- Required work -
Below are the records; collect from them each line containing the string "изображения".

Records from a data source
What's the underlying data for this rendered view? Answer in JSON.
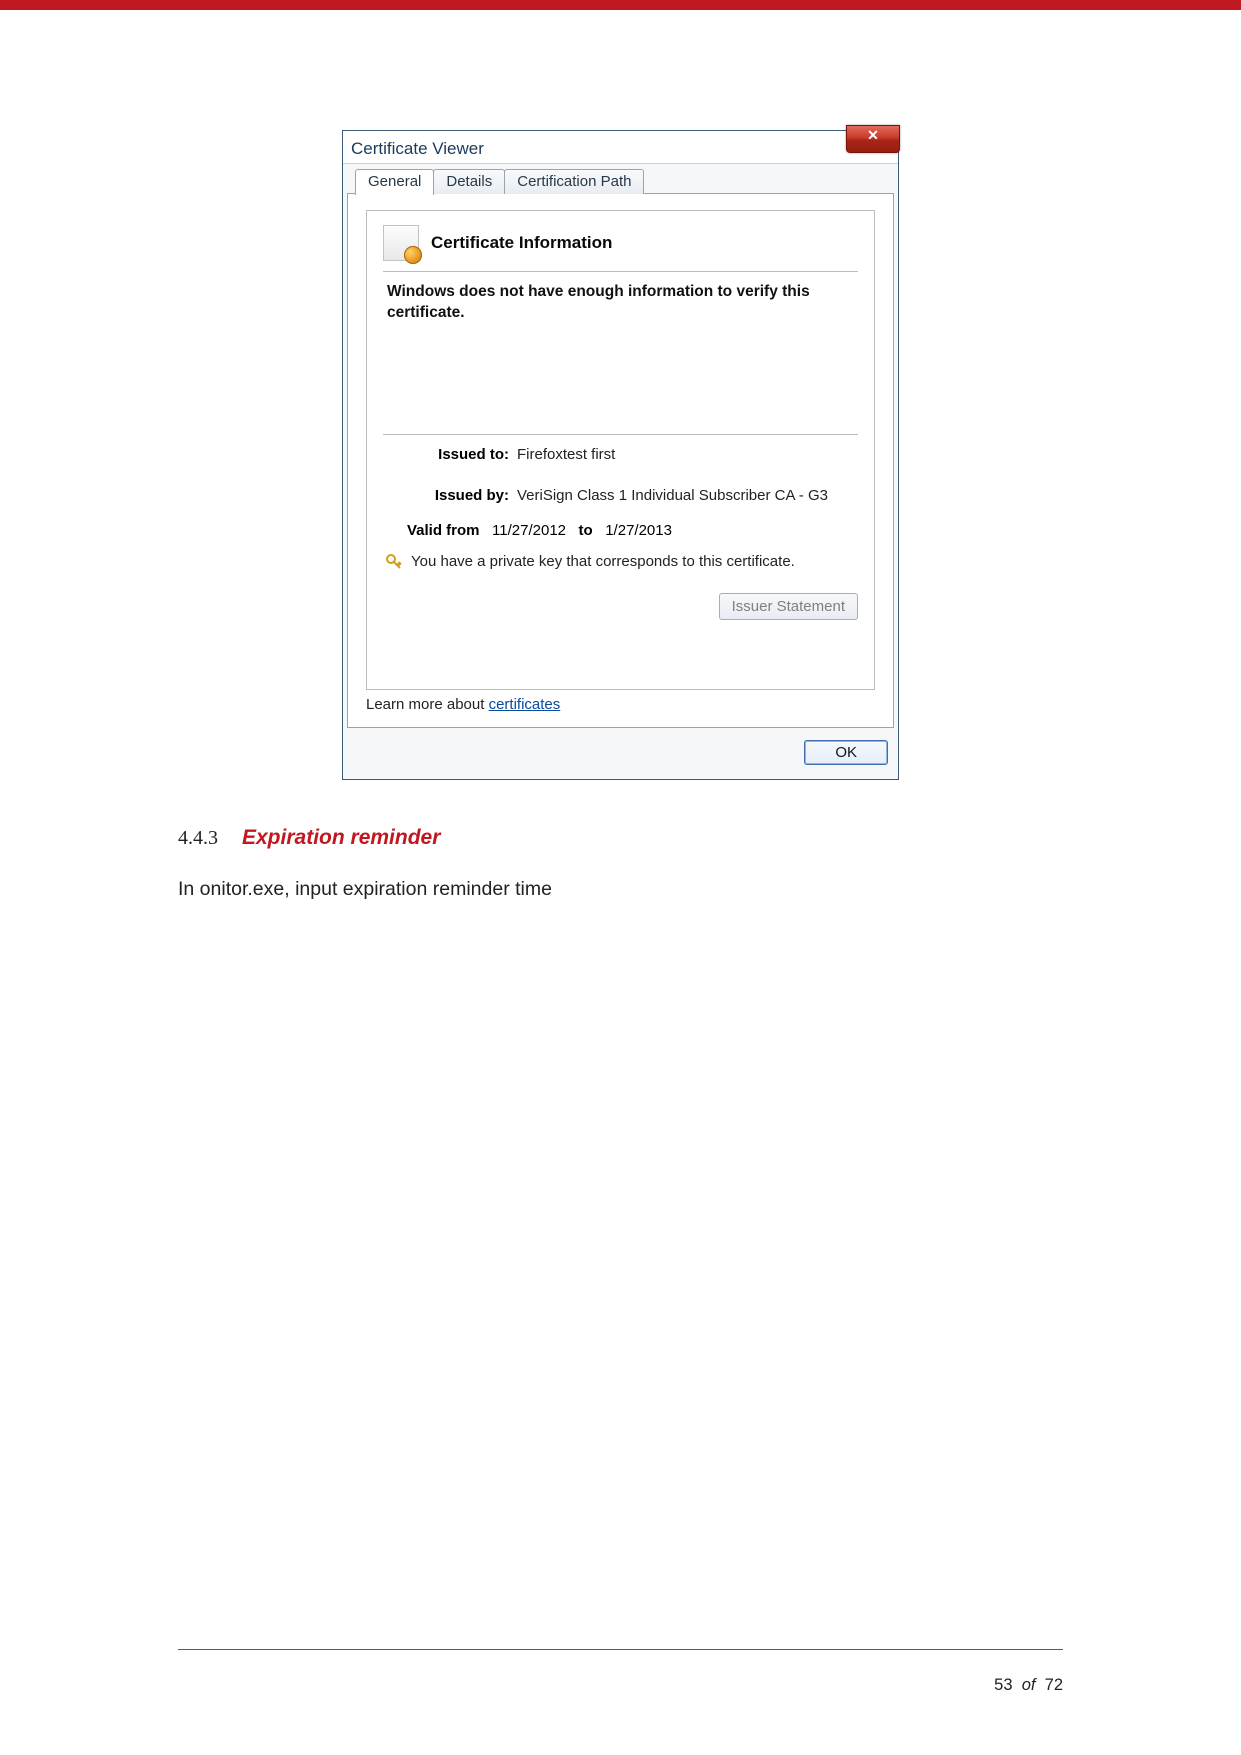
{
  "dialog": {
    "title": "Certificate Viewer",
    "tabs": {
      "general": "General",
      "details": "Details",
      "path": "Certification Path"
    },
    "info_heading": "Certificate Information",
    "info_message": "Windows does not have enough information to verify this certificate.",
    "issued_to_label": "Issued to:",
    "issued_to_value": "Firefoxtest first",
    "issued_by_label": "Issued by:",
    "issued_by_value": "VeriSign Class 1 Individual Subscriber CA - G3",
    "valid_from_label": "Valid from",
    "valid_from_value": "11/27/2012",
    "valid_to_label": "to",
    "valid_to_value": "1/27/2013",
    "private_key_note": "You have a private key that corresponds to this certificate.",
    "issuer_statement_btn": "Issuer Statement",
    "learn_prefix": "Learn more about ",
    "learn_link": "certificates",
    "ok_btn": "OK"
  },
  "section": {
    "number": "4.4.3",
    "title": "Expiration reminder",
    "body": "In onitor.exe, input expiration reminder time"
  },
  "footer": {
    "current": "53",
    "of_word": "of",
    "total": "72"
  }
}
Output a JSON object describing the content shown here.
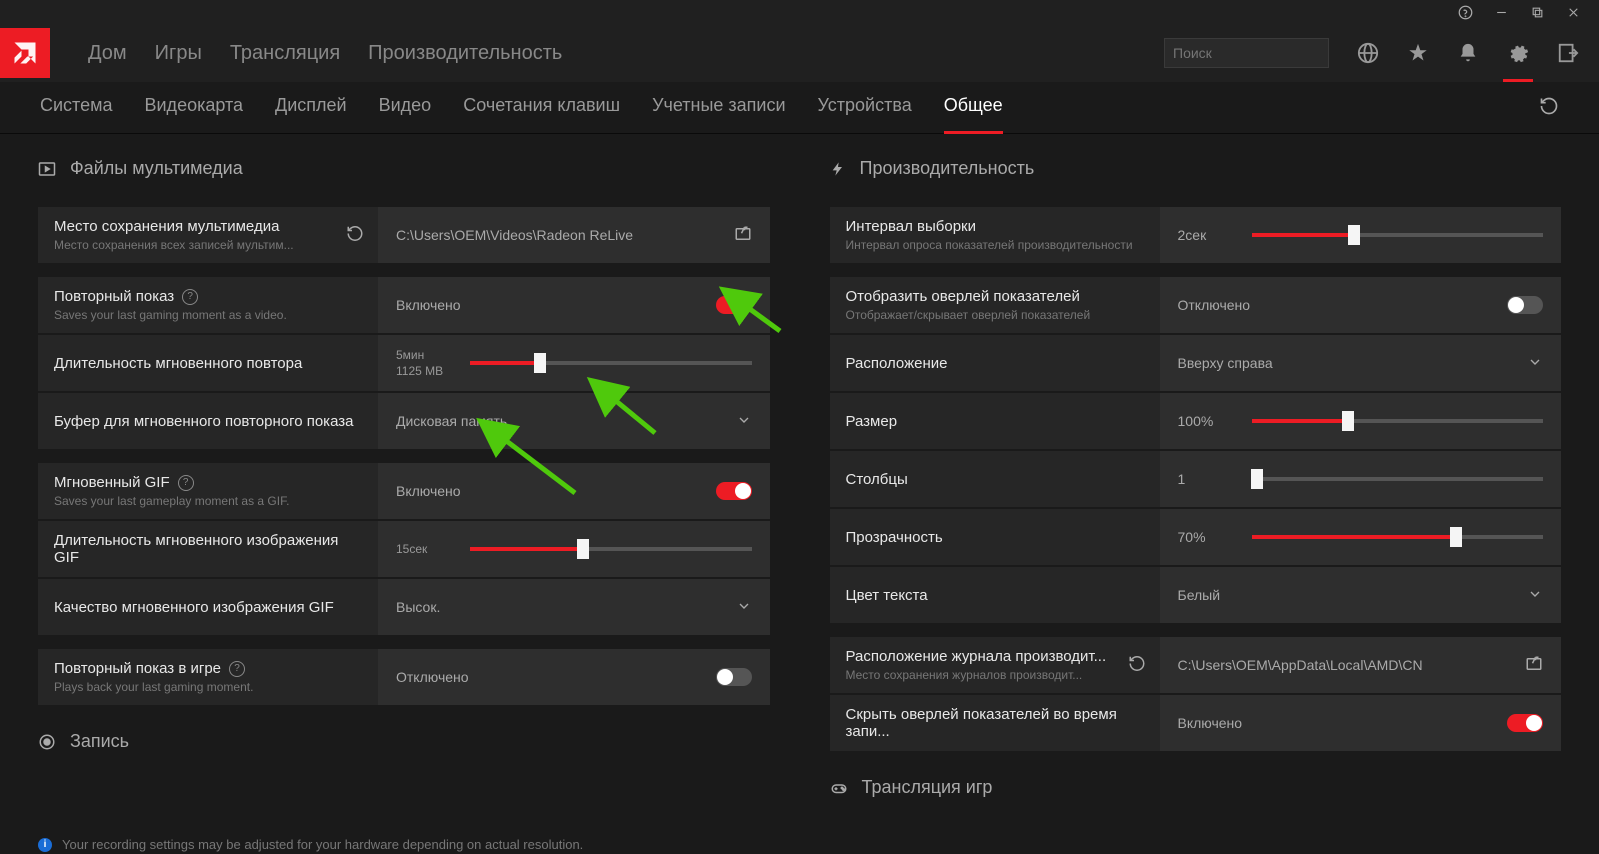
{
  "titlebar": {
    "help": "?",
    "minimize": "—",
    "maximize": "▢",
    "close": "✕"
  },
  "nav": {
    "items": [
      "Дом",
      "Игры",
      "Трансляция",
      "Производительность"
    ],
    "search_placeholder": "Поиск"
  },
  "subnav": {
    "items": [
      "Система",
      "Видеокарта",
      "Дисплей",
      "Видео",
      "Сочетания клавиш",
      "Учетные записи",
      "Устройства",
      "Общее"
    ],
    "active": 7
  },
  "sections": {
    "media": {
      "title": "Файлы мультимедиа"
    },
    "perf": {
      "title": "Производительность"
    },
    "record": {
      "title": "Запись"
    },
    "gstream": {
      "title": "Трансляция игр"
    }
  },
  "left": {
    "save_loc": {
      "title": "Место сохранения мультимедиа",
      "sub": "Место сохранения всех записей мультим...",
      "value": "C:\\Users\\OEM\\Videos\\Radeon ReLive"
    },
    "replay": {
      "title": "Повторный показ",
      "sub": "Saves your last gaming moment as a video.",
      "value": "Включено",
      "on": true
    },
    "replay_dur": {
      "title": "Длительность мгновенного повтора",
      "v1": "5мин",
      "v2": "1125 MB",
      "pct": 25
    },
    "buffer": {
      "title": "Буфер для мгновенного повторного показа",
      "value": "Дисковая память"
    },
    "gif": {
      "title": "Мгновенный GIF",
      "sub": "Saves your last gameplay moment as a GIF.",
      "value": "Включено",
      "on": true
    },
    "gif_dur": {
      "title": "Длительность мгновенного изображения GIF",
      "v1": "15сек",
      "pct": 40
    },
    "gif_q": {
      "title": "Качество мгновенного изображения GIF",
      "value": "Высок."
    },
    "ingame": {
      "title": "Повторный показ в игре",
      "sub": "Plays back your last gaming moment.",
      "value": "Отключено",
      "on": false
    }
  },
  "right": {
    "interval": {
      "title": "Интервал выборки",
      "sub": "Интервал опроса показателей производительности",
      "value": "2сек",
      "pct": 35
    },
    "overlay": {
      "title": "Отобразить оверлей показателей",
      "sub": "Отображает/скрывает оверлей показателей",
      "value": "Отключено",
      "on": false
    },
    "position": {
      "title": "Расположение",
      "value": "Вверху справа"
    },
    "size": {
      "title": "Размер",
      "value": "100%",
      "pct": 33
    },
    "cols": {
      "title": "Столбцы",
      "value": "1",
      "pct": 2
    },
    "opacity": {
      "title": "Прозрачность",
      "value": "70%",
      "pct": 70
    },
    "textcol": {
      "title": "Цвет текста",
      "value": "Белый"
    },
    "loglog": {
      "title": "Расположение журнала производит...",
      "sub": "Место сохранения журналов производит...",
      "value": "C:\\Users\\OEM\\AppData\\Local\\AMD\\CN"
    },
    "hideov": {
      "title": "Скрыть оверлей показателей во время запи...",
      "value": "Включено",
      "on": true
    }
  },
  "footer": {
    "msg": "Your recording settings may be adjusted for your hardware depending on actual resolution."
  }
}
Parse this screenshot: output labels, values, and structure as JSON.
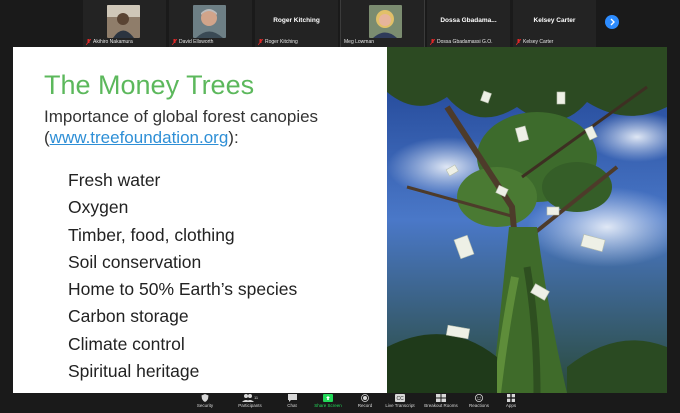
{
  "participants": [
    {
      "name": "Akihiro Nakamura",
      "muted": true,
      "video": true
    },
    {
      "name": "David Ellsworth",
      "muted": true,
      "video": true
    },
    {
      "name": "Roger Kitching",
      "muted": true,
      "video": false
    },
    {
      "name": "Meg Lowman",
      "muted": false,
      "video": true
    },
    {
      "name": "Dossa Gbadamassi G.O.",
      "display_name": "Dossa Gbadama...",
      "muted": true,
      "video": false
    },
    {
      "name": "Kelsey Carter",
      "muted": true,
      "video": false
    }
  ],
  "slide": {
    "title": "The Money Trees",
    "subtitle_line1": "Importance of global forest canopies",
    "subtitle_open": "(",
    "link": "www.treefoundation.org",
    "subtitle_close": "):",
    "items": [
      "Fresh water",
      "Oxygen",
      "Timber, food, clothing",
      "Soil conservation",
      "Home to 50% Earth’s species",
      "Carbon storage",
      "Climate control",
      "Spiritual heritage"
    ]
  },
  "toolbar": {
    "security": "Security",
    "participants": "Participants",
    "participants_count": "111",
    "chat": "Chat",
    "share": "Share Screen",
    "record": "Record",
    "transcript": "Live Transcript",
    "breakout": "Breakout Rooms",
    "reactions": "Reactions",
    "apps": "Apps"
  },
  "colors": {
    "title_green": "#5cb85c",
    "link_blue": "#2e8fd6",
    "accent_blue": "#2d8cff",
    "share_green": "#23d959",
    "mute_red": "#e02828"
  }
}
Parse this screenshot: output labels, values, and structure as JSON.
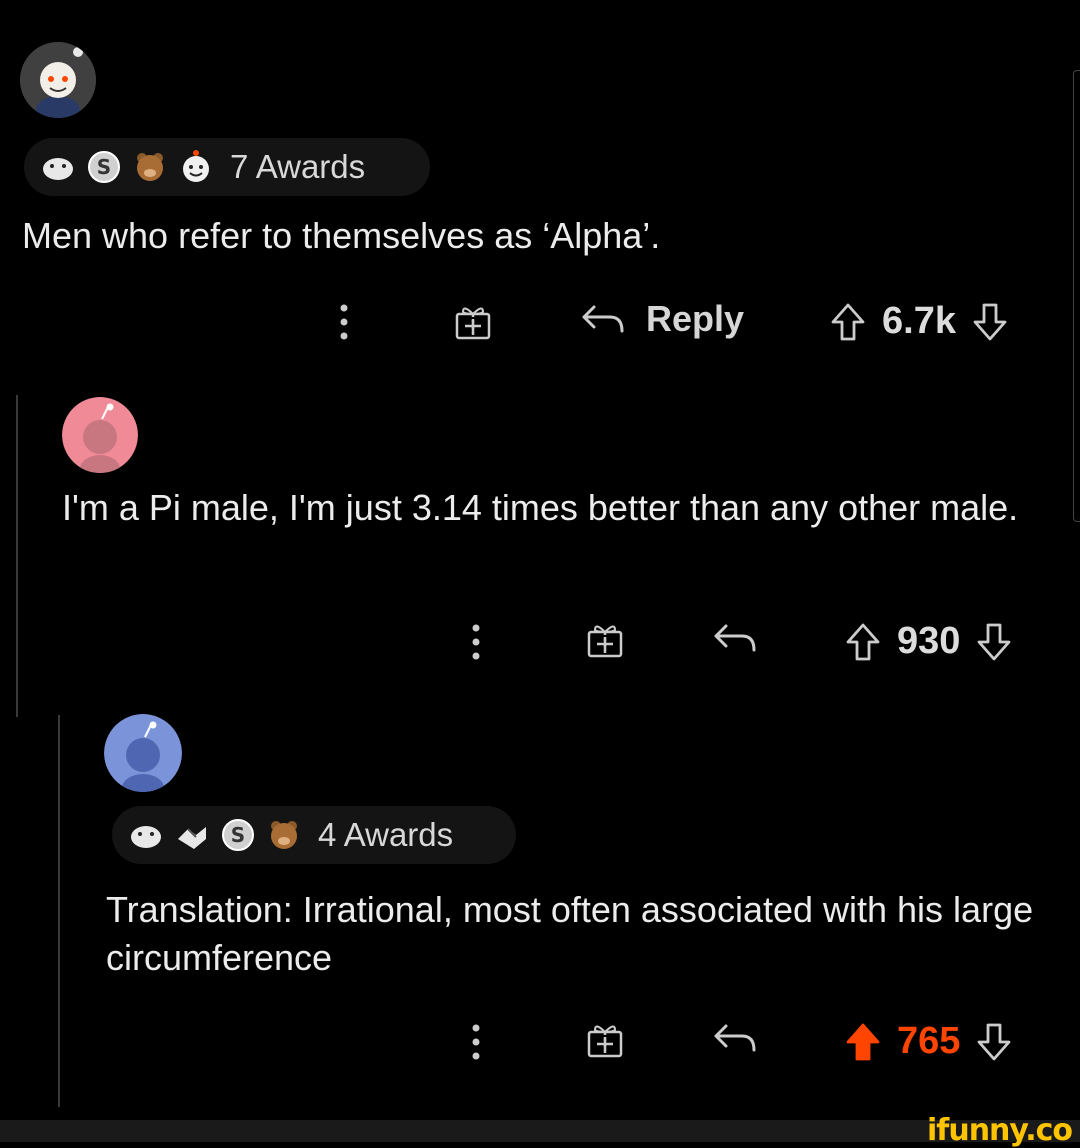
{
  "comments": [
    {
      "awards_label": "7 Awards",
      "text": "Men who refer to themselves as ‘Alpha’.",
      "reply_label": "Reply",
      "score": "6.7k"
    },
    {
      "text": "I'm a Pi male, I'm just 3.14 times better than any other male.",
      "score": "930"
    },
    {
      "awards_label": "4 Awards",
      "text": "Translation: Irrational, most often associated with his large circumference",
      "score": "765",
      "upvoted": true
    }
  ],
  "watermark": "ifunny.co",
  "colors": {
    "background": "#000000",
    "upvote_active": "#ff4500",
    "brand": "#ffc400"
  }
}
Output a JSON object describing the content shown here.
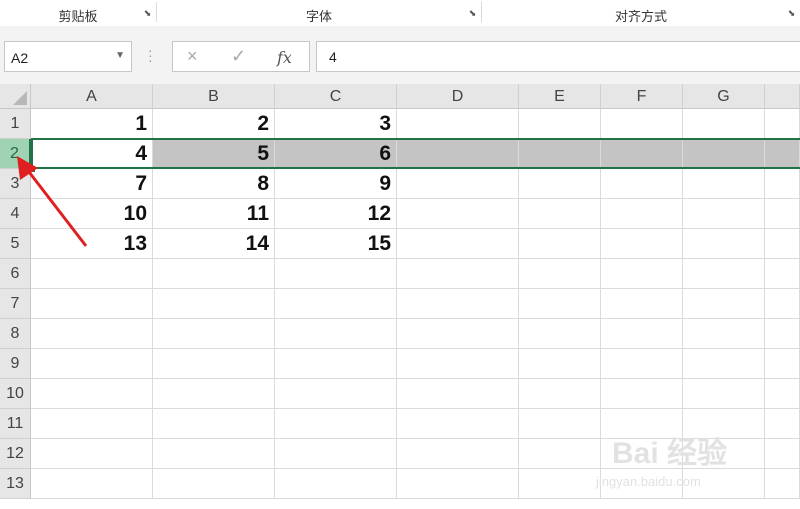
{
  "ribbon": {
    "groups": [
      {
        "label": "剪贴板"
      },
      {
        "label": "字体"
      },
      {
        "label": "对齐方式"
      }
    ]
  },
  "formula_bar": {
    "name_box": "A2",
    "cancel_icon": "×",
    "enter_icon": "✓",
    "fx_label": "fx",
    "value": "4"
  },
  "sheet": {
    "columns": [
      "A",
      "B",
      "C",
      "D",
      "E",
      "F",
      "G"
    ],
    "rows": [
      "1",
      "2",
      "3",
      "4",
      "5",
      "6",
      "7",
      "8",
      "9",
      "10",
      "11",
      "12",
      "13"
    ],
    "selected_row": "2",
    "active_cell": "A2",
    "data": [
      [
        "1",
        "2",
        "3"
      ],
      [
        "4",
        "5",
        "6"
      ],
      [
        "7",
        "8",
        "9"
      ],
      [
        "10",
        "11",
        "12"
      ],
      [
        "13",
        "14",
        "15"
      ]
    ]
  },
  "watermark": {
    "main": "Bai 经验",
    "sub": "jingyan.baidu.com"
  },
  "colors": {
    "selection_border": "#217346",
    "row_highlight": "#c4c4c4",
    "annotation_arrow": "#e02020"
  }
}
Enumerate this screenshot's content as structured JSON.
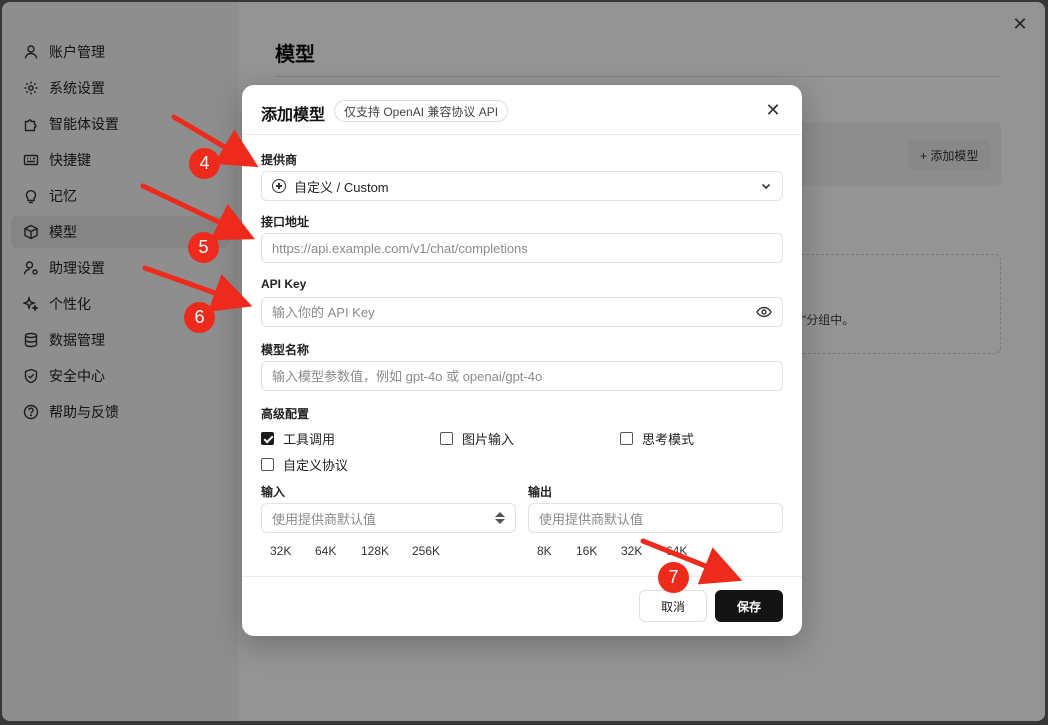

- Exercise answer -
      "title": "Длительность мгновенного изображения GIF",
      "title": "Качество мгновенного изображения GIF",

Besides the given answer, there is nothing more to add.